### DATA FOR THE TASK
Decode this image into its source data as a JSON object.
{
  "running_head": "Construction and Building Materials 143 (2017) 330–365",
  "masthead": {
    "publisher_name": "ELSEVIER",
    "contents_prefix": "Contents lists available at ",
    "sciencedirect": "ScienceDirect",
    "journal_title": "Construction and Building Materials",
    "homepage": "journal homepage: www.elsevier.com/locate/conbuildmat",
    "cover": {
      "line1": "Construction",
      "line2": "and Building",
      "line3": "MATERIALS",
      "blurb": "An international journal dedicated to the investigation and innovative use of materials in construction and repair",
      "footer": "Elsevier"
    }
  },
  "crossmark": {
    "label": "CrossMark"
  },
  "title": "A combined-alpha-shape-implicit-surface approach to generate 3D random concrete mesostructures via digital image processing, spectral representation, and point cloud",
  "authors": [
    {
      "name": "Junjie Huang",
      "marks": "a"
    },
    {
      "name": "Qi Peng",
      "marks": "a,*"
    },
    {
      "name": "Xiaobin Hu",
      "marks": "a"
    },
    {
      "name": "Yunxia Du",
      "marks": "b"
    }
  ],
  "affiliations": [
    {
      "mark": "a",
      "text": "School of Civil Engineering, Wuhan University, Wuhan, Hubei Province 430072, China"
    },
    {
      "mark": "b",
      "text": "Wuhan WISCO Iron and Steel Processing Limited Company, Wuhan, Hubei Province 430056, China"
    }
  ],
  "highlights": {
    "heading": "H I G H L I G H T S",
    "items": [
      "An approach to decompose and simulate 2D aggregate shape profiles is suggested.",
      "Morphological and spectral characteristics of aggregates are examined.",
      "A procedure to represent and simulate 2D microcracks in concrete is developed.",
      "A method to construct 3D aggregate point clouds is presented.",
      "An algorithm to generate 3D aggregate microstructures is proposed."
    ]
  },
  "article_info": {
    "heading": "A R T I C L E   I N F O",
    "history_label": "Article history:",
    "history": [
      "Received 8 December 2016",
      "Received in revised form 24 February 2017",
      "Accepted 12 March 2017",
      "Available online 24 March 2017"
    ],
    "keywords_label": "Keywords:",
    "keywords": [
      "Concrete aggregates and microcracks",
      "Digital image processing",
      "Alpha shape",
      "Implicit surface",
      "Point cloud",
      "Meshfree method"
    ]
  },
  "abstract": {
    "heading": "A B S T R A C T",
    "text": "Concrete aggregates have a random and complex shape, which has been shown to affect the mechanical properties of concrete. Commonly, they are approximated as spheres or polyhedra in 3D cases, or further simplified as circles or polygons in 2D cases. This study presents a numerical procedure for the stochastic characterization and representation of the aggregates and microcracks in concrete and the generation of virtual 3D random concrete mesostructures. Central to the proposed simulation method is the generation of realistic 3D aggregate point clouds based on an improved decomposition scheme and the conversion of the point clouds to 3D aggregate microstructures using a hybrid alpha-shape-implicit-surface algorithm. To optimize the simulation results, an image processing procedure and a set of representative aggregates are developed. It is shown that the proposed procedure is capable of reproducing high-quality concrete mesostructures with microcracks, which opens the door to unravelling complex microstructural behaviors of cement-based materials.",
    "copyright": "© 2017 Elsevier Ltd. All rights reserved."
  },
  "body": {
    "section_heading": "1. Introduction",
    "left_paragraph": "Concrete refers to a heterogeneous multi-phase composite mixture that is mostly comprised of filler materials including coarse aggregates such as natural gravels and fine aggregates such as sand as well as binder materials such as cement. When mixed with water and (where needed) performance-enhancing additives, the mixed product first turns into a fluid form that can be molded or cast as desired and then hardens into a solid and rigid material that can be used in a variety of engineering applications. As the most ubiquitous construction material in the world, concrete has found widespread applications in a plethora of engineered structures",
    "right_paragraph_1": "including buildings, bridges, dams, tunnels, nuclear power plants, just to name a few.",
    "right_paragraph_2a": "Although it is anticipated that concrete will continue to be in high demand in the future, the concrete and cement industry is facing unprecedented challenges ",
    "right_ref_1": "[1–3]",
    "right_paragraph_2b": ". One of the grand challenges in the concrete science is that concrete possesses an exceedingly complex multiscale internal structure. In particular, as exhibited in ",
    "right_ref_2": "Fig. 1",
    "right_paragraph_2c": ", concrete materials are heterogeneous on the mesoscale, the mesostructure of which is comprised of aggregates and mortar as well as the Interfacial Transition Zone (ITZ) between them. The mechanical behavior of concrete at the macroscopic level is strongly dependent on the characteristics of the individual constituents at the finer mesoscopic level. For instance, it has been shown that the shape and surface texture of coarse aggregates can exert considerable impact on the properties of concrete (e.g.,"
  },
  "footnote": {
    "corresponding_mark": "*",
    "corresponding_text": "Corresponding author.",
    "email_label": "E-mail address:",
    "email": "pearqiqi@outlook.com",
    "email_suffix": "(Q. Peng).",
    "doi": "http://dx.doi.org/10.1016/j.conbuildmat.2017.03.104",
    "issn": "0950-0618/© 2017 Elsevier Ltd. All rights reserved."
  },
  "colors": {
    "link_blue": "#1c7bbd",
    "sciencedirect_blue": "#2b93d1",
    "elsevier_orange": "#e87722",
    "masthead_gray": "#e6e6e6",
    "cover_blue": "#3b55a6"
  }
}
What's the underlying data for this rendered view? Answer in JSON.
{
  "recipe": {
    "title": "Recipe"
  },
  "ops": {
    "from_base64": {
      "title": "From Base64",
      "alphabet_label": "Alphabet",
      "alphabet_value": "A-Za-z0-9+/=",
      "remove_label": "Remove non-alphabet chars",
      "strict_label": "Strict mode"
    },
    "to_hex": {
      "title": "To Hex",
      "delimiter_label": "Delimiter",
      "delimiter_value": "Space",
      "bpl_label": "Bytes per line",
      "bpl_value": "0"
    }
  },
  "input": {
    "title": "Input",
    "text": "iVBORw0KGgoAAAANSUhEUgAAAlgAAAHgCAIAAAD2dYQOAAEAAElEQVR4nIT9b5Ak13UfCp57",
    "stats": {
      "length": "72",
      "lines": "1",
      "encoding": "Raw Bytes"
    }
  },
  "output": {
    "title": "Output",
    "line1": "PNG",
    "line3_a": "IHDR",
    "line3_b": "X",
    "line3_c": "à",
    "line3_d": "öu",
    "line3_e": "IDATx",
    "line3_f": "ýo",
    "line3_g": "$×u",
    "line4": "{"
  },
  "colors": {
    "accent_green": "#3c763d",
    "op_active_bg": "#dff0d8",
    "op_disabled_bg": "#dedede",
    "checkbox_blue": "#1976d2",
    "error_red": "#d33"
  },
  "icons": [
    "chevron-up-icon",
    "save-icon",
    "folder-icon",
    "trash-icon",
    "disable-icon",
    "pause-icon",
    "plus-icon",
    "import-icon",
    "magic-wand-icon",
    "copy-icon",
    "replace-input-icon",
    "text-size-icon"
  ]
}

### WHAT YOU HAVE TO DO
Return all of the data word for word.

### RESPONSE TO THIS EXERCISE
Decode this image into its source data as a JSON object.
{
  "running_head": "Construction and Building Materials 143 (2017) 330–365",
  "masthead": {
    "publisher_name": "ELSEVIER",
    "contents_prefix": "Contents lists available at ",
    "sciencedirect": "ScienceDirect",
    "journal_title": "Construction and Building Materials",
    "homepage": "journal homepage: www.elsevier.com/locate/conbuildmat",
    "cover": {
      "line1": "Construction",
      "line2": "and Building",
      "line3": "MATERIALS",
      "blurb": "An international journal dedicated to the investigation and innovative use of materials in construction and repair",
      "footer": "Elsevier"
    }
  },
  "crossmark": {
    "label": "CrossMark"
  },
  "title": "A combined-alpha-shape-implicit-surface approach to generate 3D random concrete mesostructures via digital image processing, spectral representation, and point cloud",
  "authors": [
    {
      "name": "Junjie Huang",
      "marks": "a"
    },
    {
      "name": "Qi Peng",
      "marks": "a,*"
    },
    {
      "name": "Xiaobin Hu",
      "marks": "a"
    },
    {
      "name": "Yunxia Du",
      "marks": "b"
    }
  ],
  "affiliations": [
    {
      "mark": "a",
      "text": "School of Civil Engineering, Wuhan University, Wuhan, Hubei Province 430072, China"
    },
    {
      "mark": "b",
      "text": "Wuhan WISCO Iron and Steel Processing Limited Company, Wuhan, Hubei Province 430056, China"
    }
  ],
  "highlights": {
    "heading": "H I G H L I G H T S",
    "items": [
      "An approach to decompose and simulate 2D aggregate shape profiles is suggested.",
      "Morphological and spectral characteristics of aggregates are examined.",
      "A procedure to represent and simulate 2D microcracks in concrete is developed.",
      "A method to construct 3D aggregate point clouds is presented.",
      "An algorithm to generate 3D aggregate microstructures is proposed."
    ]
  },
  "article_info": {
    "heading": "A R T I C L E   I N F O",
    "history_label": "Article history:",
    "history": [
      "Received 8 December 2016",
      "Received in revised form 24 February 2017",
      "Accepted 12 March 2017",
      "Available online 24 March 2017"
    ],
    "keywords_label": "Keywords:",
    "keywords": [
      "Concrete aggregates and microcracks",
      "Digital image processing",
      "Alpha shape",
      "Implicit surface",
      "Point cloud",
      "Meshfree method"
    ]
  },
  "abstract": {
    "heading": "A B S T R A C T",
    "text": "Concrete aggregates have a random and complex shape, which has been shown to affect the mechanical properties of concrete. Commonly, they are approximated as spheres or polyhedra in 3D cases, or further simplified as circles or polygons in 2D cases. This study presents a numerical procedure for the stochastic characterization and representation of the aggregates and microcracks in concrete and the generation of virtual 3D random concrete mesostructures. Central to the proposed simulation method is the generation of realistic 3D aggregate point clouds based on an improved decomposition scheme and the conversion of the point clouds to 3D aggregate microstructures using a hybrid alpha-shape-implicit-surface algorithm. To optimize the simulation results, an image processing procedure and a set of representative aggregates are developed. It is shown that the proposed procedure is capable of reproducing high-quality concrete mesostructures with microcracks, which opens the door to unravelling complex microstructural behaviors of cement-based materials.",
    "copyright": "© 2017 Elsevier Ltd. All rights reserved."
  },
  "body": {
    "section_heading": "1. Introduction",
    "left_paragraph": "Concrete refers to a heterogeneous multi-phase composite mixture that is mostly comprised of filler materials including coarse aggregates such as natural gravels and fine aggregates such as sand as well as binder materials such as cement. When mixed with water and (where needed) performance-enhancing additives, the mixed product first turns into a fluid form that can be molded or cast as desired and then hardens into a solid and rigid material that can be used in a variety of engineering applications. As the most ubiquitous construction material in the world, concrete has found widespread applications in a plethora of engineered structures",
    "right_paragraph_1": "including buildings, bridges, dams, tunnels, nuclear power plants, just to name a few.",
    "right_paragraph_2a": "Although it is anticipated that concrete will continue to be in high demand in the future, the concrete and cement industry is facing unprecedented challenges ",
    "right_ref_1": "[1–3]",
    "right_paragraph_2b": ". One of the grand challenges in the concrete science is that concrete possesses an exceedingly complex multiscale internal structure. In particular, as exhibited in ",
    "right_ref_2": "Fig. 1",
    "right_paragraph_2c": ", concrete materials are heterogeneous on the mesoscale, the mesostructure of which is comprised of aggregates and mortar as well as the Interfacial Transition Zone (ITZ) between them. The mechanical behavior of concrete at the macroscopic level is strongly dependent on the characteristics of the individual constituents at the finer mesoscopic level. For instance, it has been shown that the shape and surface texture of coarse aggregates can exert considerable impact on the properties of concrete (e.g.,"
  },
  "footnote": {
    "corresponding_mark": "*",
    "corresponding_text": "Corresponding author.",
    "email_label": "E-mail address:",
    "email": "pearqiqi@outlook.com",
    "email_suffix": "(Q. Peng).",
    "doi": "http://dx.doi.org/10.1016/j.conbuildmat.2017.03.104",
    "issn": "0950-0618/© 2017 Elsevier Ltd. All rights reserved."
  },
  "colors": {
    "link_blue": "#1c7bbd",
    "sciencedirect_blue": "#2b93d1",
    "elsevier_orange": "#e87722",
    "masthead_gray": "#e6e6e6",
    "cover_blue": "#3b55a6"
  }
}
What's the underlying data for this rendered view? Answer in JSON.
{
  "recipe": {
    "title": "Recipe"
  },
  "ops": {
    "from_base64": {
      "title": "From Base64",
      "alphabet_label": "Alphabet",
      "alphabet_value": "A-Za-z0-9+/=",
      "remove_label": "Remove non-alphabet chars",
      "strict_label": "Strict mode"
    },
    "to_hex": {
      "title": "To Hex",
      "delimiter_label": "Delimiter",
      "delimiter_value": "Space",
      "bpl_label": "Bytes per line",
      "bpl_value": "0"
    }
  },
  "input": {
    "title": "Input",
    "text": "iVBORw0KGgoAAAANSUhEUgAAAlgAAAHgCAIAAAD2dYQOAAEAAElEQVR4nIT9b5Ak13UfCp57",
    "stats": {
      "length": "72",
      "lines": "1",
      "encoding": "Raw Bytes"
    }
  },
  "output": {
    "title": "Output",
    "line1": "PNG",
    "line3_a": "IHDR",
    "line3_b": "X",
    "line3_c": "à",
    "line3_d": "öu",
    "line3_e": "IDATx",
    "line3_f": "ýo",
    "line3_g": "$×u",
    "line4": "{"
  },
  "colors": {
    "accent_green": "#3c763d",
    "op_active_bg": "#dff0d8",
    "op_disabled_bg": "#dedede",
    "checkbox_blue": "#1976d2",
    "error_red": "#d33"
  },
  "icons": [
    "chevron-up-icon",
    "save-icon",
    "folder-icon",
    "trash-icon",
    "disable-icon",
    "pause-icon",
    "plus-icon",
    "import-icon",
    "magic-wand-icon",
    "copy-icon",
    "replace-input-icon",
    "text-size-icon"
  ]
}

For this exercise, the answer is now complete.